What is required:
Look through the listing and report every line that has "value" in it.

Input records:
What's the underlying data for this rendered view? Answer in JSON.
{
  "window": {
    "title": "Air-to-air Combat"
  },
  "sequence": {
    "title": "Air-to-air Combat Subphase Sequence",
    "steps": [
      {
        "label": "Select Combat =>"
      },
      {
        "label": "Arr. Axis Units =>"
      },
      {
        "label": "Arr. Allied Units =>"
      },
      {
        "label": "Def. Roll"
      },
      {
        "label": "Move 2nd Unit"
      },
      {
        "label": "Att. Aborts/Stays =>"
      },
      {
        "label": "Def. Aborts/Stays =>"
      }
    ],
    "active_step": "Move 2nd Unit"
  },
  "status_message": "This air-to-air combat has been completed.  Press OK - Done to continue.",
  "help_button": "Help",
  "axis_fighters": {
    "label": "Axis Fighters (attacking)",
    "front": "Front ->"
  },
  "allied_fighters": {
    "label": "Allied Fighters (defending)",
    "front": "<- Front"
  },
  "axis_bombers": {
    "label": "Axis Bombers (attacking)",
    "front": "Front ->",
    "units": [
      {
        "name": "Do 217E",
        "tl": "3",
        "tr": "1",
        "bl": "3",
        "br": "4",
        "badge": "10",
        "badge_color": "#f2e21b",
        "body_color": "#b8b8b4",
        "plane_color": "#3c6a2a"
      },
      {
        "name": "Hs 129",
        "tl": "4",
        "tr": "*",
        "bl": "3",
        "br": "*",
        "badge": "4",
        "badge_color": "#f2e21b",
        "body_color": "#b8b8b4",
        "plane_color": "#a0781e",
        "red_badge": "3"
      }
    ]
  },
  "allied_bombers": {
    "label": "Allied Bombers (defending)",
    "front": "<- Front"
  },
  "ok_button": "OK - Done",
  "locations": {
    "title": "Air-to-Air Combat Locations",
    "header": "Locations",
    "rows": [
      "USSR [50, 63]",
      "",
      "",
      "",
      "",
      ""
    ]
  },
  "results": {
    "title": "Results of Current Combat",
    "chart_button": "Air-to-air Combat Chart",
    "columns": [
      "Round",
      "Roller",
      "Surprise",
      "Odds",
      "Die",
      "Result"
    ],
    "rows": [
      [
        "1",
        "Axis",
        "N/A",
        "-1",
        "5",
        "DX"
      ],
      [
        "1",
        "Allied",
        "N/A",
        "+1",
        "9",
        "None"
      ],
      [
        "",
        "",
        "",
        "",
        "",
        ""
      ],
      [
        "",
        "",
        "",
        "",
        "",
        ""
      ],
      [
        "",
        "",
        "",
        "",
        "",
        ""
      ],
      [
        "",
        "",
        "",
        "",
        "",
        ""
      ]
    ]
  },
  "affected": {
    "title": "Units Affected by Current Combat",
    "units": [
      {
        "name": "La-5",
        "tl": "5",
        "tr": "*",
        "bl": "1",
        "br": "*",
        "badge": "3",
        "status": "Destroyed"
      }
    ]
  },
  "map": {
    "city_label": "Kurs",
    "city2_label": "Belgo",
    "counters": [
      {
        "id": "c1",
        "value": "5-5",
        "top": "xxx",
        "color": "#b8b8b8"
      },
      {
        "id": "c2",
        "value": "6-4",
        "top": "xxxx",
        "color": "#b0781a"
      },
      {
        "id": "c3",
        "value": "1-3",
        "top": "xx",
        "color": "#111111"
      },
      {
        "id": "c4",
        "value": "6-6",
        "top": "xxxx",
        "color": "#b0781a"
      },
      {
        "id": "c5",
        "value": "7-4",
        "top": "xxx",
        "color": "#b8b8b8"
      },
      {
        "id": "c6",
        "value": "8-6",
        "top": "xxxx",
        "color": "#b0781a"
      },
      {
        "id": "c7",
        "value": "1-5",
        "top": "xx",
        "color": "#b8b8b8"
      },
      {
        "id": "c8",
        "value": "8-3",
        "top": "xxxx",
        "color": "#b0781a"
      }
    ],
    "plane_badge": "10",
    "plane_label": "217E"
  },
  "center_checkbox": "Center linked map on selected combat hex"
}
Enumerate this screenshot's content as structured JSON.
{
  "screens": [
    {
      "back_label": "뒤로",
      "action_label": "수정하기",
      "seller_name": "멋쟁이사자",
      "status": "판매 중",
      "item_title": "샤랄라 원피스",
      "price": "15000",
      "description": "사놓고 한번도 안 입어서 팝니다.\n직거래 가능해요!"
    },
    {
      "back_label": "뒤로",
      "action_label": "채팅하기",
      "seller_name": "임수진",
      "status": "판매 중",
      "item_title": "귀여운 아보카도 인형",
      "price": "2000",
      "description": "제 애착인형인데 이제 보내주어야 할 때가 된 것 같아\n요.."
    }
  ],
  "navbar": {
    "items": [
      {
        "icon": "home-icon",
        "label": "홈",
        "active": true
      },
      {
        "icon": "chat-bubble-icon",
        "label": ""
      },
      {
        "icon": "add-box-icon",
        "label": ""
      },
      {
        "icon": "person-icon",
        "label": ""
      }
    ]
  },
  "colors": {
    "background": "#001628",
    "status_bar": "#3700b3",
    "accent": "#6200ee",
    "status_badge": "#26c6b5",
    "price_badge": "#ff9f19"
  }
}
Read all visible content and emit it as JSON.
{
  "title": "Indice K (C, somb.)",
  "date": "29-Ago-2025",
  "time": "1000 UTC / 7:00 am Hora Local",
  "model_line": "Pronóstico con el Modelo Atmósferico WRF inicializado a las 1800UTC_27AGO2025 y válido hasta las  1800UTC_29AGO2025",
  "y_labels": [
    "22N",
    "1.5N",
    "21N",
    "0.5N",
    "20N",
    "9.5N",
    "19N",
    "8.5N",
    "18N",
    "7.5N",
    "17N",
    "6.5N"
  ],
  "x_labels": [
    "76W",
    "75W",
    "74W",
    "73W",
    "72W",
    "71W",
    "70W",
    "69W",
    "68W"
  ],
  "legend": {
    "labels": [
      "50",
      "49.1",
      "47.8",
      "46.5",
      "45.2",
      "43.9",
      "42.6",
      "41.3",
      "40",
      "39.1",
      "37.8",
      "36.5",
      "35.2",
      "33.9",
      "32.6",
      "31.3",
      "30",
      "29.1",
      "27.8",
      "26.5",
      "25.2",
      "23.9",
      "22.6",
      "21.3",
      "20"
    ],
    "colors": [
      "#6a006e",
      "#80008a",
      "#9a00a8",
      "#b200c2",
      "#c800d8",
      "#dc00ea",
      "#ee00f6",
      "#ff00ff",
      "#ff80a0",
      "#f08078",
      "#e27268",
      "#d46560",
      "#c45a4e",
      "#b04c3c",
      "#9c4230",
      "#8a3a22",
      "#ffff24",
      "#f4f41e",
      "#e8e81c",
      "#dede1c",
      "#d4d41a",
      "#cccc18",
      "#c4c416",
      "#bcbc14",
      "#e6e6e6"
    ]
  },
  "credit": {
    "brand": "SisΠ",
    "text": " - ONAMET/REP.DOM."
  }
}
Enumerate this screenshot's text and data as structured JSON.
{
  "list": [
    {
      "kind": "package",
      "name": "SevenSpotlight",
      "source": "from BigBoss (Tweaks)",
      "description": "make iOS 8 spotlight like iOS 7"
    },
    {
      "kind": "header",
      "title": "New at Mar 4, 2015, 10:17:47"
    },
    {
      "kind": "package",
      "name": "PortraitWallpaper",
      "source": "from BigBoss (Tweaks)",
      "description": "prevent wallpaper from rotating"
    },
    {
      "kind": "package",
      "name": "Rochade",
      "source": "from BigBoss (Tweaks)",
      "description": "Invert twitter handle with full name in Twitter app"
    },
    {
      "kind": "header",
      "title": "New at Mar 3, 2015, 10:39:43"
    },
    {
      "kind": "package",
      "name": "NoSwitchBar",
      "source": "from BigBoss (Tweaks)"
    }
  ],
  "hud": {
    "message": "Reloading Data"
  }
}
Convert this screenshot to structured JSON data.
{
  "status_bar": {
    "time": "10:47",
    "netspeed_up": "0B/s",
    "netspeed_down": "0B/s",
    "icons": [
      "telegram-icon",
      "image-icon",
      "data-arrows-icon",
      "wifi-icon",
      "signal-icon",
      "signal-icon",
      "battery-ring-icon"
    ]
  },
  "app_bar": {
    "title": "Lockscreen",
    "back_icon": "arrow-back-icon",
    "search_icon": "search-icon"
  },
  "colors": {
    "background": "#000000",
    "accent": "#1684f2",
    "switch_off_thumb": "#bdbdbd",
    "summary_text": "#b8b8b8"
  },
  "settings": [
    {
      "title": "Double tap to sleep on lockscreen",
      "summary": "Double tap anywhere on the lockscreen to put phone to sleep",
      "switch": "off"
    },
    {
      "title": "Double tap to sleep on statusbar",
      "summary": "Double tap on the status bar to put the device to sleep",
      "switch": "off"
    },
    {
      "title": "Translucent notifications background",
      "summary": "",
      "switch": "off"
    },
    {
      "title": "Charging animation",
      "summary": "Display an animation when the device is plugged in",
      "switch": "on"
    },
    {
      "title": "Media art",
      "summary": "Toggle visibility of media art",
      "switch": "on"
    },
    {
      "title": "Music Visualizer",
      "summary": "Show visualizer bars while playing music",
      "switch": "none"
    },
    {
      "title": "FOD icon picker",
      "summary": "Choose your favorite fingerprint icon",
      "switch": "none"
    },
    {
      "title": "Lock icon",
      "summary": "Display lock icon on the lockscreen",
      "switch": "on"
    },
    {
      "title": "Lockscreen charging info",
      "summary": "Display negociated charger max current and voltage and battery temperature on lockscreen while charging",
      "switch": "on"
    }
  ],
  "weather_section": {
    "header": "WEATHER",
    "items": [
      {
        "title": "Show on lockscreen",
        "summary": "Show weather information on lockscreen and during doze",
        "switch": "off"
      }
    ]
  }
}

Reply to the exercise:
        "value": "5-5",
        "value": "6-4",
        "value": "1-3",
        "value": "6-6",
        "value": "7-4",
        "value": "8-6",
        "value": "1-5",
        "value": "8-3",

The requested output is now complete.